> INSTRUCTIONS TO FOLLOW
Show every line from the entries that follow which holds the word "Window".

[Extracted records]
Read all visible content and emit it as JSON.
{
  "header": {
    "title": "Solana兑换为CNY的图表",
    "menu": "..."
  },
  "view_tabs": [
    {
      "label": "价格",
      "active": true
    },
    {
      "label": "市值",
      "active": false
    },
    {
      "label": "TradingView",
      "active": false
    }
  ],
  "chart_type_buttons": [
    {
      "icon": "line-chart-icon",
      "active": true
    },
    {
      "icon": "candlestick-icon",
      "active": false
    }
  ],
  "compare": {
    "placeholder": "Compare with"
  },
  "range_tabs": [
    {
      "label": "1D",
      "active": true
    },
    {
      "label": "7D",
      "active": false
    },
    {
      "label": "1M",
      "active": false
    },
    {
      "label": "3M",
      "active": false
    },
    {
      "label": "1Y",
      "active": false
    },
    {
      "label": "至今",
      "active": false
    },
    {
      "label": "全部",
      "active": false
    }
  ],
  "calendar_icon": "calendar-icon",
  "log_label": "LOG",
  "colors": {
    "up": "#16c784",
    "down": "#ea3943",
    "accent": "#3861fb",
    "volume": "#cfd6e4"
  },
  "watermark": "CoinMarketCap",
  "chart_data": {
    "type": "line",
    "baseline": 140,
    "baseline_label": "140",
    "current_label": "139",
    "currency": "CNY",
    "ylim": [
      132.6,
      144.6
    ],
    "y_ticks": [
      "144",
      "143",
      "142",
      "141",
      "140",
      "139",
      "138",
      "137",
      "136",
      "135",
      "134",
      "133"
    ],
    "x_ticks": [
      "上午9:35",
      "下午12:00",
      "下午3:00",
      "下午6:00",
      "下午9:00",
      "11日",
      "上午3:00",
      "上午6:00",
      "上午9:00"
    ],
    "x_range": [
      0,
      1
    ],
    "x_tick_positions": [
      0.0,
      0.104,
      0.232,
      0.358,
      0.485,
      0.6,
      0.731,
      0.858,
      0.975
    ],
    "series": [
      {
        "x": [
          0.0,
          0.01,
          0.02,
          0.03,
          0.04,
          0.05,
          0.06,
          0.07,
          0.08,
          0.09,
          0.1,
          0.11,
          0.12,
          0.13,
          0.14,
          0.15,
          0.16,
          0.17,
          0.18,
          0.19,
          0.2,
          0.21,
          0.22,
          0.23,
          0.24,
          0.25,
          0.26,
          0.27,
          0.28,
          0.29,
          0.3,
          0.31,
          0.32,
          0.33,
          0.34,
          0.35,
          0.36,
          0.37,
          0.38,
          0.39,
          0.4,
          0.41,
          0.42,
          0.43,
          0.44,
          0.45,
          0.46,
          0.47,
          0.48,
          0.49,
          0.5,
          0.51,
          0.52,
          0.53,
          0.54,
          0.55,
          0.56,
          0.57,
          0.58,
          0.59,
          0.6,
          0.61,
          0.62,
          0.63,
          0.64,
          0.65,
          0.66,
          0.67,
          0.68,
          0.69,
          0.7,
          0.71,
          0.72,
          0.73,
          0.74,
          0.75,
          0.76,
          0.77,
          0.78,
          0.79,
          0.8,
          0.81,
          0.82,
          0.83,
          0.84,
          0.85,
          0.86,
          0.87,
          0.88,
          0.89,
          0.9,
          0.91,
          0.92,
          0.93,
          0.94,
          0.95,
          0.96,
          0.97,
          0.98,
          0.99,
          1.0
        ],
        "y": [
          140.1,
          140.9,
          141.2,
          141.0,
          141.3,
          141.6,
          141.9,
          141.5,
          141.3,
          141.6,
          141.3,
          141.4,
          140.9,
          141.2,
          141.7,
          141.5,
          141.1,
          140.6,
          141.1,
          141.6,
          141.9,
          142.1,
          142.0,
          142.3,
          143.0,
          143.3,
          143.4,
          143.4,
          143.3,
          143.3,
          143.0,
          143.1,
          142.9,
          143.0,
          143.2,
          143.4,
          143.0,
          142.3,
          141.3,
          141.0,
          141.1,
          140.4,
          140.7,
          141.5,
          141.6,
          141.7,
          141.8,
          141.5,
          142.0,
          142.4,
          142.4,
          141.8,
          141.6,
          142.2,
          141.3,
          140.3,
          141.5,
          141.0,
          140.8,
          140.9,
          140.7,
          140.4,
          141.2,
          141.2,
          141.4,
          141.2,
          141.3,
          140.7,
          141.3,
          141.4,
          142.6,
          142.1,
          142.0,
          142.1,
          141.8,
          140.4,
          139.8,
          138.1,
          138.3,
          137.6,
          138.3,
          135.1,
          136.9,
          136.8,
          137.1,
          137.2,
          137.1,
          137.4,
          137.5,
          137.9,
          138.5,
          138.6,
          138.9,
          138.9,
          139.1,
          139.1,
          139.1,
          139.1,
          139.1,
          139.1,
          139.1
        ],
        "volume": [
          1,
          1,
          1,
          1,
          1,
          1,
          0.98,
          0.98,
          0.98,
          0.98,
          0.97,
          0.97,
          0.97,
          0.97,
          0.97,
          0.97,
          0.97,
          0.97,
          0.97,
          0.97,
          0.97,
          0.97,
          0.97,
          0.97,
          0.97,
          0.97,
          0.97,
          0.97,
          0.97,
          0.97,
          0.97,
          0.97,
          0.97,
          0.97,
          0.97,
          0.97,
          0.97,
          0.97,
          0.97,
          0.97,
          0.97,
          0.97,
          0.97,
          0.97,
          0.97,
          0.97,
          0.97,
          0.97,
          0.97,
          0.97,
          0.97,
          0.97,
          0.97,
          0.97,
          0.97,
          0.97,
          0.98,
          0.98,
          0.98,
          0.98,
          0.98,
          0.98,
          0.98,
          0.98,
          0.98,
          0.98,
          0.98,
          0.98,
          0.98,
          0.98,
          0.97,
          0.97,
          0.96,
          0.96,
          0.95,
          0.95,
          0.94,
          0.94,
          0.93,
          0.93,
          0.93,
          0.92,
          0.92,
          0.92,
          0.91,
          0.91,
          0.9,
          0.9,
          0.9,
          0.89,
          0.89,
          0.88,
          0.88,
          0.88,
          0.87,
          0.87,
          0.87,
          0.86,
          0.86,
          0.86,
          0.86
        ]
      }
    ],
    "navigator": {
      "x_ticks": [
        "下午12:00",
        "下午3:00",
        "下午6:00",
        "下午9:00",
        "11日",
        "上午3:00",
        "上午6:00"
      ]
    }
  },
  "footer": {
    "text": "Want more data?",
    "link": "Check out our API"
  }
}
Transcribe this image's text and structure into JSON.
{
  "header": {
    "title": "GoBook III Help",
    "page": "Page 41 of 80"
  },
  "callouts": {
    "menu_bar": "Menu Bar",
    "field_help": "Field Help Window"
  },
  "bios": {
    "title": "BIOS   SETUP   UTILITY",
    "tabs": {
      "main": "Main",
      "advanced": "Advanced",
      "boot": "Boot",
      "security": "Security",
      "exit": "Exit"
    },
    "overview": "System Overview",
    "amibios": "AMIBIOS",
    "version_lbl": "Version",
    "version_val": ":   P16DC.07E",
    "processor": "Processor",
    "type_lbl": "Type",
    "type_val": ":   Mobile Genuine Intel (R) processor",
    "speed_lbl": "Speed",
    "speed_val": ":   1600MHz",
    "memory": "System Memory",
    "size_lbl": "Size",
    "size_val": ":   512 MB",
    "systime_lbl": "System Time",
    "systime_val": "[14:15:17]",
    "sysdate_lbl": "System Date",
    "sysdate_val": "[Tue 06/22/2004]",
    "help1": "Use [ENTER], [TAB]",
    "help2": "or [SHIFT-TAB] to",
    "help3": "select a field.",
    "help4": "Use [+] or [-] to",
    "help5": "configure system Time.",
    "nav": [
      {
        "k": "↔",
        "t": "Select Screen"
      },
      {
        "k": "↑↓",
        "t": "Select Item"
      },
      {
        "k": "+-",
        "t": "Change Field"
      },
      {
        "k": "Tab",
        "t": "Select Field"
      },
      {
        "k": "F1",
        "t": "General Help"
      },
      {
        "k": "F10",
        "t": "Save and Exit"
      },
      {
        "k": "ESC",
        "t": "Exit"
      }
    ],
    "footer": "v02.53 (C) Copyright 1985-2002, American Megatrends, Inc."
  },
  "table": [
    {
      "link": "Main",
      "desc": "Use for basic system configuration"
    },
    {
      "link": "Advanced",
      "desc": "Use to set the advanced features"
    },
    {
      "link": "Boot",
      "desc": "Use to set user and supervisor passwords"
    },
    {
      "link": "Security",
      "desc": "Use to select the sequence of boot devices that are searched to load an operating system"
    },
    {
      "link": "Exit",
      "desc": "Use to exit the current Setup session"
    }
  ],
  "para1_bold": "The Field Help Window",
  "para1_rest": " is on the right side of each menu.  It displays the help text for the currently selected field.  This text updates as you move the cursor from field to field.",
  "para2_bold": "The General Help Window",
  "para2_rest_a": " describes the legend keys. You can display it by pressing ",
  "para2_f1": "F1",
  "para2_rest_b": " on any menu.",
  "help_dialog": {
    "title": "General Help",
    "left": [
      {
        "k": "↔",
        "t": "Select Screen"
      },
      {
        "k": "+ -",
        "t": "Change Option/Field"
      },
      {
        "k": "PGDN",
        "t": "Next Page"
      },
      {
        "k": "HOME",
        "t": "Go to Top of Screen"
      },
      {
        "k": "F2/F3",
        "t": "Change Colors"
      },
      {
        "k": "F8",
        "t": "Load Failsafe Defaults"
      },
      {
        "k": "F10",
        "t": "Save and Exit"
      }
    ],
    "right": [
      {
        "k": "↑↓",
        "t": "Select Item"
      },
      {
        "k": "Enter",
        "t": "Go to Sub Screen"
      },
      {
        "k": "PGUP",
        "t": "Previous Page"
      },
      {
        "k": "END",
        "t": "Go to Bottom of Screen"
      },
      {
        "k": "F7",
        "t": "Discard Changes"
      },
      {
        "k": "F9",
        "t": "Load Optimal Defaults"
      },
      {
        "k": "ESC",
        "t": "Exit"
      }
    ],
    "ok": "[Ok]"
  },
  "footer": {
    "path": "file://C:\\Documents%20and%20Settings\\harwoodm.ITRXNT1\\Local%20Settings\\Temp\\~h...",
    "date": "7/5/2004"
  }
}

> ANSWER TO THIS PROBLEM
    "field_help": "Field Help Window"
  "para1_bold": "The Field Help Window",
  "para2_bold": "The General Help Window",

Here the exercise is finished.